PROMPT: Please give the number of lines in the records below where the word "ماشین" occurs, and nothing else.

MATERIAL PROVIDED:
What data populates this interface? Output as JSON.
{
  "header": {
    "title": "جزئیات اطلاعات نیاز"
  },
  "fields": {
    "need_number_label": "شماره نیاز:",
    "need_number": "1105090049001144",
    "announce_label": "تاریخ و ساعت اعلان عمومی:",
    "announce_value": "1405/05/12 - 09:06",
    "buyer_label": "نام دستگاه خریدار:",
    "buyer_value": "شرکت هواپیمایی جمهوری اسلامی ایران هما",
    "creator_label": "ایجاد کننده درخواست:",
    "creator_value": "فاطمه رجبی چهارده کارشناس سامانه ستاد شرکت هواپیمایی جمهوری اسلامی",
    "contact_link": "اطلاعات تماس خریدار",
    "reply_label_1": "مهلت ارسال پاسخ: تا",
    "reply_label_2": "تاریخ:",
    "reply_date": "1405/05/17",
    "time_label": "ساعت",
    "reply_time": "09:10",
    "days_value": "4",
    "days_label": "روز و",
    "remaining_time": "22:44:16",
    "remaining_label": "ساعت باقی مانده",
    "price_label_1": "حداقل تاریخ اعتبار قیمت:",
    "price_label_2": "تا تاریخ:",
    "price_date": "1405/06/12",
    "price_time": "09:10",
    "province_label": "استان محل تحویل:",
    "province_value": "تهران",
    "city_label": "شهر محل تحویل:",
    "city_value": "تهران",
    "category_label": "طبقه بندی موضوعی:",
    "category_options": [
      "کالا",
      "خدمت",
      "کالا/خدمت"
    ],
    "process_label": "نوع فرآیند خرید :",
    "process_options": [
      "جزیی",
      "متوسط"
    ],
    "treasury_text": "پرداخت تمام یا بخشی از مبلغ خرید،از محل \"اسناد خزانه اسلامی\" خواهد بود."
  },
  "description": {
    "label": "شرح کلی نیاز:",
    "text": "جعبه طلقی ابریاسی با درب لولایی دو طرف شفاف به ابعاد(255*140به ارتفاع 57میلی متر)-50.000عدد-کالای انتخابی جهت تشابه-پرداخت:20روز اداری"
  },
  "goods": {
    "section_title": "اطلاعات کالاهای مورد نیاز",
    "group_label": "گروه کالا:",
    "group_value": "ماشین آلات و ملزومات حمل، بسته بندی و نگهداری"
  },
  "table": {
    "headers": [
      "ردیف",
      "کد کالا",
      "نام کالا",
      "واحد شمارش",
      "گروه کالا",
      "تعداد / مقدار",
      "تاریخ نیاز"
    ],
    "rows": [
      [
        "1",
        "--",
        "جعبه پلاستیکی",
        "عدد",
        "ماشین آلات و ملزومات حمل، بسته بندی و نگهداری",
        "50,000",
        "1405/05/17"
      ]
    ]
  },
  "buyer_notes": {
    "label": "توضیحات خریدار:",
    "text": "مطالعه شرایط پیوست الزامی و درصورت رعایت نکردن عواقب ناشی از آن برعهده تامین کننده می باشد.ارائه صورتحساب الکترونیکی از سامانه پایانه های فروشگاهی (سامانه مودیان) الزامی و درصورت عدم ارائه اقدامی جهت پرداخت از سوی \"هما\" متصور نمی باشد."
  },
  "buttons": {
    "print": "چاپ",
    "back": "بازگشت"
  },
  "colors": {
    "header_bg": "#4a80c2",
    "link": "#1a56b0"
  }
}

ANSWER FOR THE TASK: 2